distractions-700x420Any of us reading these lines in this very moment would reply with a clear-cut “yes” if I asked: “would you define yourself as a multitasking person?”. Instead, if I asked “are you usually distracted when pursuing a really important and complex task?”, the “yes” would be certainly less convinced.

We commonly persuade others and ourselves that we are able to manage many tasks at the same time, limiting distractions as much as possible. However, a study from the neuroscientist Adam Gazzaley and the psychologist Larry D. Rosen, published in the book The Distracted Mind: Ancient Brains in a High-Tech World (MIT, 2016), show that our brain is not structured to deal with many tasks simultaneously.

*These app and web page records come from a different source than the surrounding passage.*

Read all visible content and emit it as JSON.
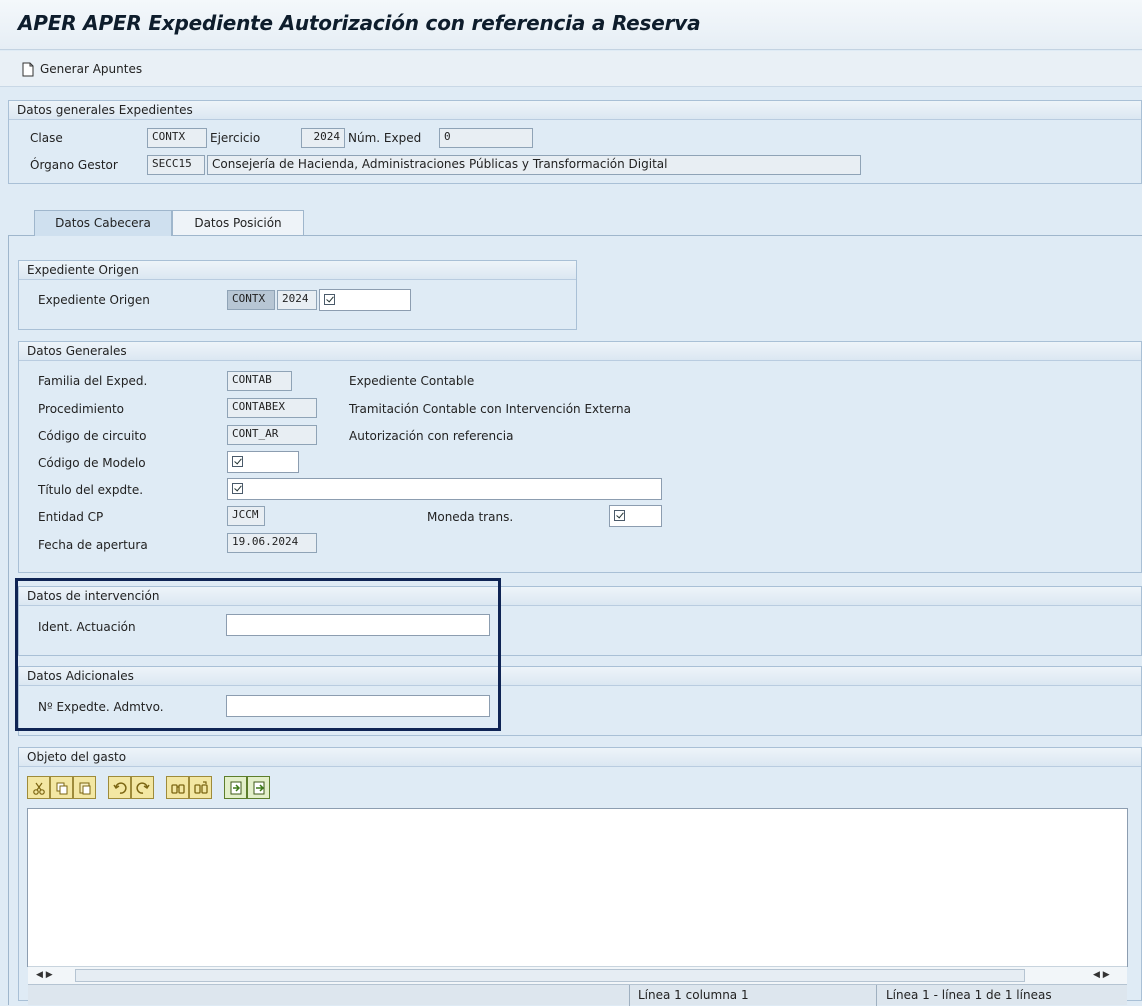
{
  "window": {
    "title": "APER APER Expediente Autorización con referencia a Reserva"
  },
  "toolbar": {
    "generate_label": "Generar Apuntes"
  },
  "general": {
    "header": "Datos generales Expedientes",
    "clase_label": "Clase",
    "clase_value": "CONTX",
    "ejercicio_label": "Ejercicio",
    "ejercicio_value": "2024",
    "num_exped_label": "Núm. Exped",
    "num_exped_value": "0",
    "organo_label": "Órgano Gestor",
    "organo_code": "SECC15",
    "organo_desc": "Consejería de Hacienda, Administraciones Públicas y Transformación Digital"
  },
  "tabs": [
    {
      "label": "Datos Cabecera",
      "active": true
    },
    {
      "label": "Datos Posición",
      "active": false
    }
  ],
  "origen": {
    "header": "Expediente Origen",
    "label": "Expediente Origen",
    "clase": "CONTX",
    "ejercicio": "2024"
  },
  "datos_generales": {
    "header": "Datos Generales",
    "familia_label": "Familia del Exped.",
    "familia_value": "CONTAB",
    "familia_desc": "Expediente Contable",
    "procedimiento_label": "Procedimiento",
    "procedimiento_value": "CONTABEX",
    "procedimiento_desc": "Tramitación Contable con Intervención Externa",
    "circuito_label": "Código de circuito",
    "circuito_value": "CONT_AR",
    "circuito_desc": "Autorización con referencia",
    "modelo_label": "Código de Modelo",
    "titulo_label": "Título del expdte.",
    "entidad_label": "Entidad CP",
    "entidad_value": "JCCM",
    "moneda_label": "Moneda trans.",
    "fecha_label": "Fecha de apertura",
    "fecha_value": "19.06.2024"
  },
  "intervencion": {
    "header": "Datos de intervención",
    "ident_label": "Ident. Actuación",
    "ident_value": ""
  },
  "adicionales": {
    "header": "Datos Adicionales",
    "expedte_label": "Nº Expedte. Admtvo.",
    "expedte_value": ""
  },
  "objeto": {
    "header": "Objeto del gasto",
    "editor_text": "",
    "status_line_col": "Línea 1 columna 1",
    "status_lines": "Línea 1 - línea 1 de 1 líneas"
  },
  "icons": {
    "editor_toolbar": [
      "cut-icon",
      "copy-icon",
      "paste-icon",
      "undo-icon",
      "redo-icon",
      "find-icon",
      "find-next-icon",
      "import-icon",
      "export-icon"
    ]
  },
  "colors": {
    "background": "#dfebf5",
    "highlight_border": "#0f2454",
    "title_text": "#0e1d2c"
  }
}
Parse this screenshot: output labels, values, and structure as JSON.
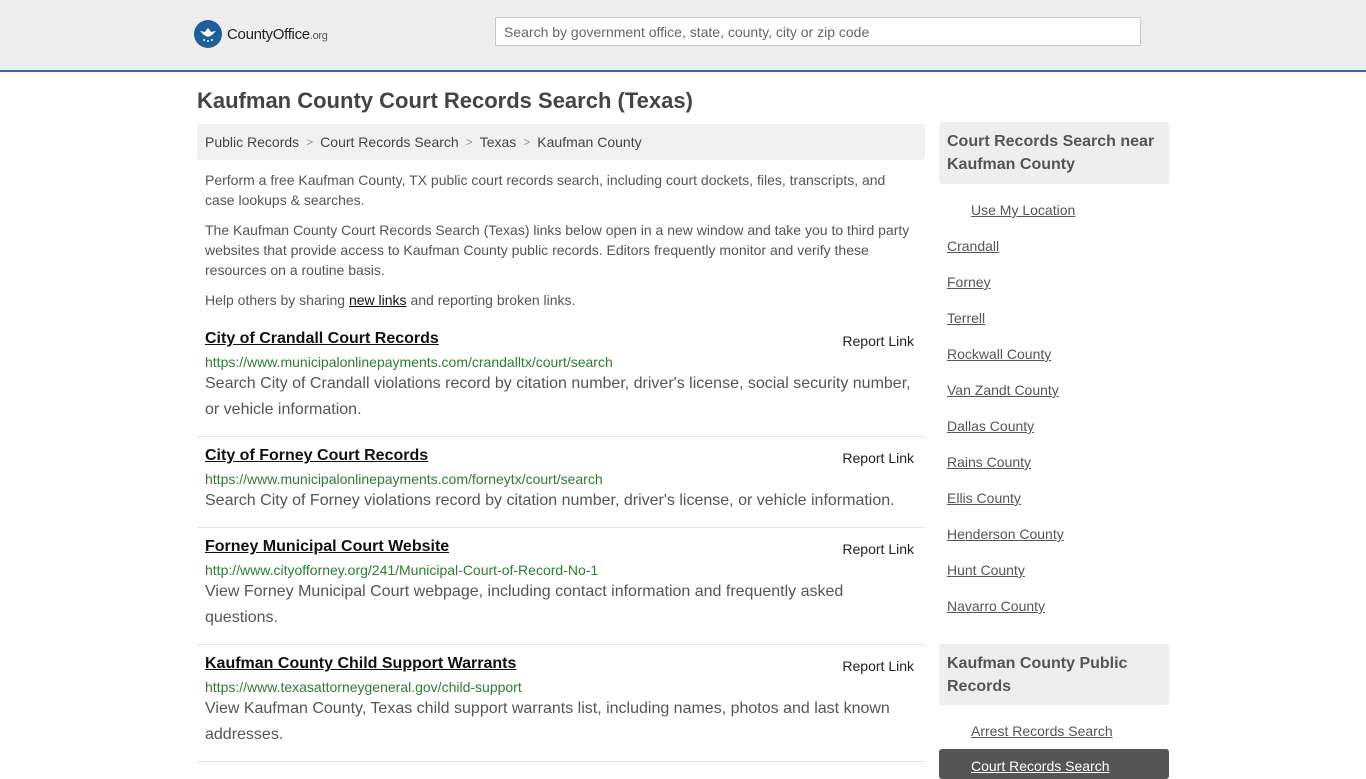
{
  "header": {
    "logo_main": "CountyOffice",
    "logo_suffix": ".org",
    "search_placeholder": "Search by government office, state, county, city or zip code"
  },
  "page_title": "Kaufman County Court Records Search (Texas)",
  "breadcrumb": [
    "Public Records",
    "Court Records Search",
    "Texas",
    "Kaufman County"
  ],
  "intro": {
    "p1": "Perform a free Kaufman County, TX public court records search, including court dockets, files, transcripts, and case lookups & searches.",
    "p2": "The Kaufman County Court Records Search (Texas) links below open in a new window and take you to third party websites that provide access to Kaufman County public records. Editors frequently monitor and verify these resources on a routine basis.",
    "p3_before": "Help others by sharing ",
    "p3_link": "new links",
    "p3_after": " and reporting broken links."
  },
  "report_label": "Report Link",
  "listings": [
    {
      "title": "City of Crandall Court Records",
      "url": "https://www.municipalonlinepayments.com/crandalltx/court/search",
      "description": "Search City of Crandall violations record by citation number, driver's license, social security number, or vehicle information."
    },
    {
      "title": "City of Forney Court Records",
      "url": "https://www.municipalonlinepayments.com/forneytx/court/search",
      "description": "Search City of Forney violations record by citation number, driver's license, or vehicle information."
    },
    {
      "title": "Forney Municipal Court Website",
      "url": "http://www.cityofforney.org/241/Municipal-Court-of-Record-No-1",
      "description": "View Forney Municipal Court webpage, including contact information and frequently asked questions."
    },
    {
      "title": "Kaufman County Child Support Warrants",
      "url": "https://www.texasattorneygeneral.gov/child-support",
      "description": "View Kaufman County, Texas child support warrants list, including names, photos and last known addresses."
    }
  ],
  "sidebar": {
    "nearby_title": "Court Records Search near Kaufman County",
    "use_location": "Use My Location",
    "nearby": [
      "Crandall",
      "Forney",
      "Terrell",
      "Rockwall County",
      "Van Zandt County",
      "Dallas County",
      "Rains County",
      "Ellis County",
      "Henderson County",
      "Hunt County",
      "Navarro County"
    ],
    "public_title": "Kaufman County Public Records",
    "public_links": [
      "Arrest Records Search",
      "Court Records Search"
    ]
  }
}
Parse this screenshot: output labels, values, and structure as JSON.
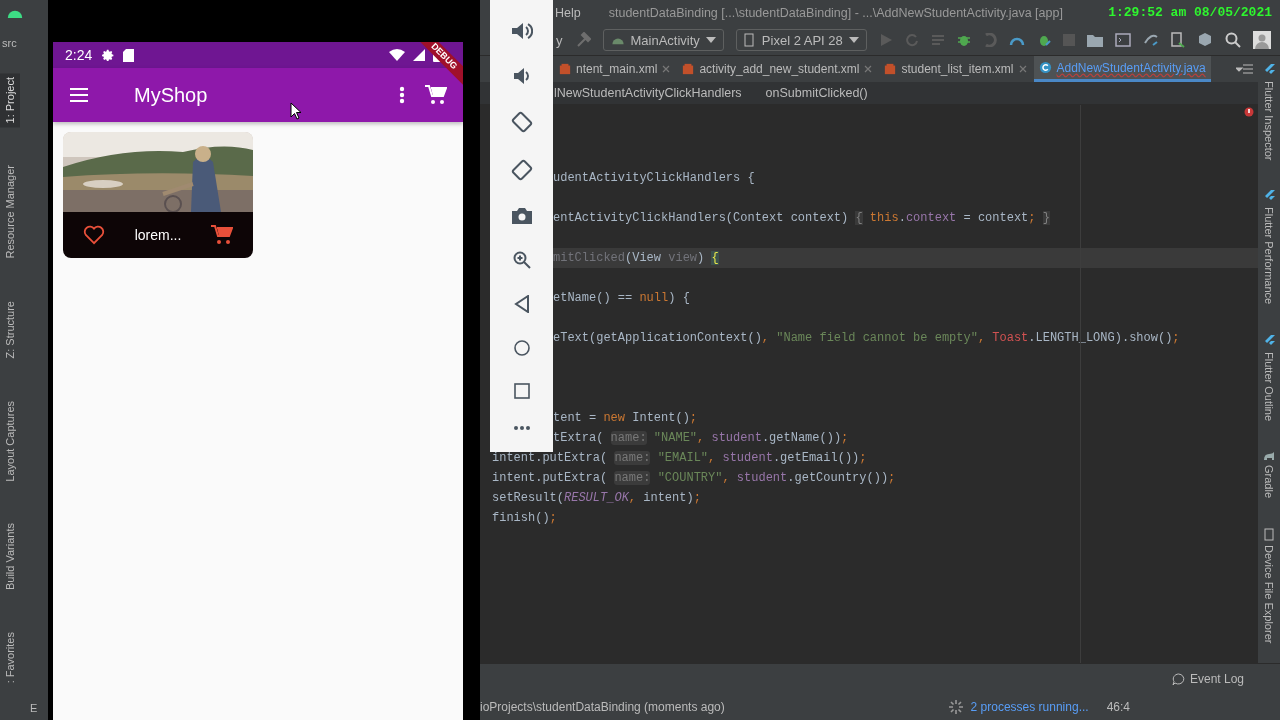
{
  "left_strip": {
    "path_label": "src",
    "tool_tabs": [
      {
        "label": "1: Project",
        "selected": true
      },
      {
        "label": "Resource Manager",
        "selected": false
      },
      {
        "label": "Z: Structure",
        "selected": false
      },
      {
        "label": "Layout Captures",
        "selected": false
      },
      {
        "label": "Build Variants",
        "selected": false
      },
      {
        "label": ": Favorites",
        "selected": false
      }
    ],
    "bottom_label": "E"
  },
  "phone": {
    "status_time": "2:24",
    "debug_banner": "DEBUG",
    "app_title": "MyShop",
    "products": [
      {
        "title": "lorem...",
        "favorite": false
      }
    ]
  },
  "ide": {
    "menu_item": "Help",
    "window_title": "studentDataBinding [...\\studentDataBinding] - ...\\AddNewStudentActivity.java [app]",
    "clock": "1:29:52 am 08/05/2021",
    "toolbar_fragment": "y",
    "run_config": "MainActivity",
    "device": "Pixel 2 API 28",
    "tabs": [
      {
        "label": "ntent_main.xml",
        "kind": "xml",
        "selected": false
      },
      {
        "label": "activity_add_new_student.xml",
        "kind": "xml",
        "selected": false
      },
      {
        "label": "student_list_item.xml",
        "kind": "xml",
        "selected": false
      },
      {
        "label": "AddNewStudentActivity.java",
        "kind": "java",
        "selected": true
      }
    ],
    "breadcrumbs": [
      "lNewStudentActivityClickHandlers",
      "onSubmitClicked()"
    ],
    "code_lines": [
      {
        "clipped": true,
        "current": false,
        "tokens": [
          {
            "text": "udentActivityClickHandlers {",
            "kind": "plain"
          }
        ]
      },
      {
        "clipped": true,
        "current": false,
        "tokens": [
          {
            "text": "entActivityClickHandlers(Context context) ",
            "kind": "plain"
          },
          {
            "text": "{",
            "kind": "fold"
          },
          {
            "text": " this",
            "kind": "keyword"
          },
          {
            "text": ".",
            "kind": "plain"
          },
          {
            "text": "context",
            "kind": "field"
          },
          {
            "text": " = context",
            "kind": "plain"
          },
          {
            "text": "; ",
            "kind": "keyword"
          },
          {
            "text": "}",
            "kind": "fold"
          }
        ]
      },
      {
        "clipped": true,
        "current": true,
        "tokens": [
          {
            "text": "mitClicked",
            "kind": "unused"
          },
          {
            "text": "(View ",
            "kind": "plain"
          },
          {
            "text": "view",
            "kind": "unused"
          },
          {
            "text": ") ",
            "kind": "plain"
          },
          {
            "text": "{",
            "kind": "brace"
          }
        ]
      },
      {
        "clipped": true,
        "current": false,
        "tokens": [
          {
            "text": "etName() == ",
            "kind": "plain"
          },
          {
            "text": "null",
            "kind": "keyword"
          },
          {
            "text": ") {",
            "kind": "plain"
          }
        ]
      },
      {
        "clipped": true,
        "current": false,
        "tokens": [
          {
            "text": "eText(getApplicationContext()",
            "kind": "plain"
          },
          {
            "text": ", ",
            "kind": "keyword"
          },
          {
            "text": "\"Name field cannot be empty\"",
            "kind": "string"
          },
          {
            "text": ", ",
            "kind": "keyword"
          },
          {
            "text": "Toast",
            "kind": "error"
          },
          {
            "text": ".LENGTH_LONG).show()",
            "kind": "plain"
          },
          {
            "text": ";",
            "kind": "keyword"
          }
        ]
      },
      {
        "clipped": true,
        "current": false,
        "tokens": [
          {
            "text": "tent = ",
            "kind": "plain"
          },
          {
            "text": "new",
            "kind": "keyword"
          },
          {
            "text": " Intent()",
            "kind": "plain"
          },
          {
            "text": ";",
            "kind": "keyword"
          }
        ]
      },
      {
        "clipped": true,
        "current": false,
        "tokens": [
          {
            "text": "tExtra( ",
            "kind": "plain"
          },
          {
            "text": "name:",
            "kind": "hint"
          },
          {
            "text": " \"NAME\"",
            "kind": "string"
          },
          {
            "text": ", ",
            "kind": "keyword"
          },
          {
            "text": "student",
            "kind": "field"
          },
          {
            "text": ".getName())",
            "kind": "plain"
          },
          {
            "text": ";",
            "kind": "keyword"
          }
        ]
      },
      {
        "clipped": false,
        "current": false,
        "tokens": [
          {
            "text": "intent.putExtra( ",
            "kind": "plain"
          },
          {
            "text": "name:",
            "kind": "hint"
          },
          {
            "text": " \"EMAIL\"",
            "kind": "string"
          },
          {
            "text": ", ",
            "kind": "keyword"
          },
          {
            "text": "student",
            "kind": "field"
          },
          {
            "text": ".getEmail())",
            "kind": "plain"
          },
          {
            "text": ";",
            "kind": "keyword"
          }
        ]
      },
      {
        "clipped": false,
        "current": false,
        "tokens": [
          {
            "text": "intent.putExtra( ",
            "kind": "plain"
          },
          {
            "text": "name:",
            "kind": "hint"
          },
          {
            "text": " \"COUNTRY\"",
            "kind": "string"
          },
          {
            "text": ", ",
            "kind": "keyword"
          },
          {
            "text": "student",
            "kind": "field"
          },
          {
            "text": ".getCountry())",
            "kind": "plain"
          },
          {
            "text": ";",
            "kind": "keyword"
          }
        ]
      },
      {
        "clipped": false,
        "current": false,
        "tokens": [
          {
            "text": "setResult(",
            "kind": "plain"
          },
          {
            "text": "RESULT_OK",
            "kind": "constant"
          },
          {
            "text": ", ",
            "kind": "keyword"
          },
          {
            "text": "intent)",
            "kind": "plain"
          },
          {
            "text": ";",
            "kind": "keyword"
          }
        ]
      },
      {
        "clipped": false,
        "current": false,
        "tokens": [
          {
            "text": "finish()",
            "kind": "plain"
          },
          {
            "text": ";",
            "kind": "keyword"
          }
        ]
      }
    ],
    "right_tool_tabs": [
      {
        "label": "Flutter Inspector",
        "kind": "flutter"
      },
      {
        "label": "Flutter Performance",
        "kind": "flutter"
      },
      {
        "label": "Flutter Outline",
        "kind": "flutter"
      },
      {
        "label": "Gradle",
        "kind": "gradle"
      },
      {
        "label": "Device File Explorer",
        "kind": "device"
      }
    ],
    "event_log": "Event Log",
    "status": {
      "path": "ioProjects\\studentDataBinding (moments ago)",
      "processes": "2 processes running...",
      "position": "46:4"
    }
  }
}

Distraction occurs, the authors argue, when we are pursuing a goal that really matters and something blocks our efforts to achieve it. After all, we do not consider ourselves distracted when we are scrolling through Facebook on a Friday night with nothing else to do. We feel distracted when we are scrolling through Facebook while on the desk at work.

They argue that distraction actually arises from a conflict between two fundamental features of our brain: our ability to create and plan high-level goals versus our ability to control our minds and our environment as we take steps to complete those goals.

The human being developed an admirable capacity to set high-level, complex and interrelated goals. However, this goal-setting ability runs up against the fundamental limitations of our “cognitive control abilities.” In other words, those abilities have not evolved to the same degree as the executive functions required for goal setting and what we define “multitasking” is just the ability to switch rapidly from a task to the other, not to manage them together. This limitation increases through time, and so diminishes the capacity to block out irrelevant distractions. That is one reason why older adults may have more trouble concentrating on a conversation in a crowded restaurant than younger people.

These reflections have a tremendous impact on education. We might notice from our experience that we are more likely to stay focused on goals that really matter for us, whereas it is much easier to get distracted if we are not fully involved in what we do. Similarly, customising goals on the student will take the attention bar up.

Learning becomes large, and it expands to include new goals and challenges every day. In a digital era, in which distractions take the shape of glowing screens and new virtual connections, involving and being involved is a goal we should keep focused on.